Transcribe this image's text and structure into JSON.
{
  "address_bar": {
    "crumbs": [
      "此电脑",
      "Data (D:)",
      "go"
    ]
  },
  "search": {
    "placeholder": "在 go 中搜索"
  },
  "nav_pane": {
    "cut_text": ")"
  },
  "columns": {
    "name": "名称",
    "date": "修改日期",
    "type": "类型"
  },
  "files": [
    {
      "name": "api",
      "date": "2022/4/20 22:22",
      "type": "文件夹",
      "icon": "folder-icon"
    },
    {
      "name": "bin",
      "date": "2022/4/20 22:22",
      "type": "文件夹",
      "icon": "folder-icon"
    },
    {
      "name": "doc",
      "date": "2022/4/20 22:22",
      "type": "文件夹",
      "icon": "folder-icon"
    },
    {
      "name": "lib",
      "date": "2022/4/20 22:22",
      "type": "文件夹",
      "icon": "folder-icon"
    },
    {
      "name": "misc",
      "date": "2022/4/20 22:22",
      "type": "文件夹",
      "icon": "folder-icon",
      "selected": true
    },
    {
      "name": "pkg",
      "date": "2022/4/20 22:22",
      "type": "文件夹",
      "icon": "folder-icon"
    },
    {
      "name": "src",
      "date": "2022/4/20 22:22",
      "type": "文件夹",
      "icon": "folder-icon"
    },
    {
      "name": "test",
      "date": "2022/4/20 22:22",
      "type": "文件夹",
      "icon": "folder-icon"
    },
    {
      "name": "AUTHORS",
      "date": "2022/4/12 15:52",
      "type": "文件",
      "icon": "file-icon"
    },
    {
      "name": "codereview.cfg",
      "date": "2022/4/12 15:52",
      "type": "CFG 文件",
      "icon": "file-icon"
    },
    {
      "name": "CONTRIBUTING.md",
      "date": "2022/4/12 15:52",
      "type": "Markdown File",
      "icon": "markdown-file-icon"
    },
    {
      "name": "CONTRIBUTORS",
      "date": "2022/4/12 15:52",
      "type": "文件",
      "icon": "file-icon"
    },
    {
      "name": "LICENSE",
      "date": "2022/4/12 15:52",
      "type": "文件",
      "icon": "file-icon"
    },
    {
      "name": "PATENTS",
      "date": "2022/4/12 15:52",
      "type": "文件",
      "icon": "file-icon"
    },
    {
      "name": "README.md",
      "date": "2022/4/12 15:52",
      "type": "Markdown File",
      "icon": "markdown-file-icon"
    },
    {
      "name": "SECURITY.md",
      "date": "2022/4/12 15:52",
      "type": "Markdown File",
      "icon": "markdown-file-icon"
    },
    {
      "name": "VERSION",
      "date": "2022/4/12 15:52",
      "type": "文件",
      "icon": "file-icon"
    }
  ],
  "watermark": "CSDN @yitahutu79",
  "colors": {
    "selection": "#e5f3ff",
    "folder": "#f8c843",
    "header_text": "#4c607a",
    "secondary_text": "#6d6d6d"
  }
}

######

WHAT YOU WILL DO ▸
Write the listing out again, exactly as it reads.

RESPONSE AREA ▸
Transcribe this image's text and structure into JSON.
{
  "address_bar": {
    "crumbs": [
      "此电脑",
      "Data (D:)",
      "go"
    ]
  },
  "search": {
    "placeholder": "在 go 中搜索"
  },
  "nav_pane": {
    "cut_text": ")"
  },
  "columns": {
    "name": "名称",
    "date": "修改日期",
    "type": "类型"
  },
  "files": [
    {
      "name": "api",
      "date": "2022/4/20 22:22",
      "type": "文件夹",
      "icon": "folder-icon"
    },
    {
      "name": "bin",
      "date": "2022/4/20 22:22",
      "type": "文件夹",
      "icon": "folder-icon"
    },
    {
      "name": "doc",
      "date": "2022/4/20 22:22",
      "type": "文件夹",
      "icon": "folder-icon"
    },
    {
      "name": "lib",
      "date": "2022/4/20 22:22",
      "type": "文件夹",
      "icon": "folder-icon"
    },
    {
      "name": "misc",
      "date": "2022/4/20 22:22",
      "type": "文件夹",
      "icon": "folder-icon",
      "selected": true
    },
    {
      "name": "pkg",
      "date": "2022/4/20 22:22",
      "type": "文件夹",
      "icon": "folder-icon"
    },
    {
      "name": "src",
      "date": "2022/4/20 22:22",
      "type": "文件夹",
      "icon": "folder-icon"
    },
    {
      "name": "test",
      "date": "2022/4/20 22:22",
      "type": "文件夹",
      "icon": "folder-icon"
    },
    {
      "name": "AUTHORS",
      "date": "2022/4/12 15:52",
      "type": "文件",
      "icon": "file-icon"
    },
    {
      "name": "codereview.cfg",
      "date": "2022/4/12 15:52",
      "type": "CFG 文件",
      "icon": "file-icon"
    },
    {
      "name": "CONTRIBUTING.md",
      "date": "2022/4/12 15:52",
      "type": "Markdown File",
      "icon": "markdown-file-icon"
    },
    {
      "name": "CONTRIBUTORS",
      "date": "2022/4/12 15:52",
      "type": "文件",
      "icon": "file-icon"
    },
    {
      "name": "LICENSE",
      "date": "2022/4/12 15:52",
      "type": "文件",
      "icon": "file-icon"
    },
    {
      "name": "PATENTS",
      "date": "2022/4/12 15:52",
      "type": "文件",
      "icon": "file-icon"
    },
    {
      "name": "README.md",
      "date": "2022/4/12 15:52",
      "type": "Markdown File",
      "icon": "markdown-file-icon"
    },
    {
      "name": "SECURITY.md",
      "date": "2022/4/12 15:52",
      "type": "Markdown File",
      "icon": "markdown-file-icon"
    },
    {
      "name": "VERSION",
      "date": "2022/4/12 15:52",
      "type": "文件",
      "icon": "file-icon"
    }
  ],
  "watermark": "CSDN @yitahutu79",
  "colors": {
    "selection": "#e5f3ff",
    "folder": "#f8c843",
    "header_text": "#4c607a",
    "secondary_text": "#6d6d6d"
  }
}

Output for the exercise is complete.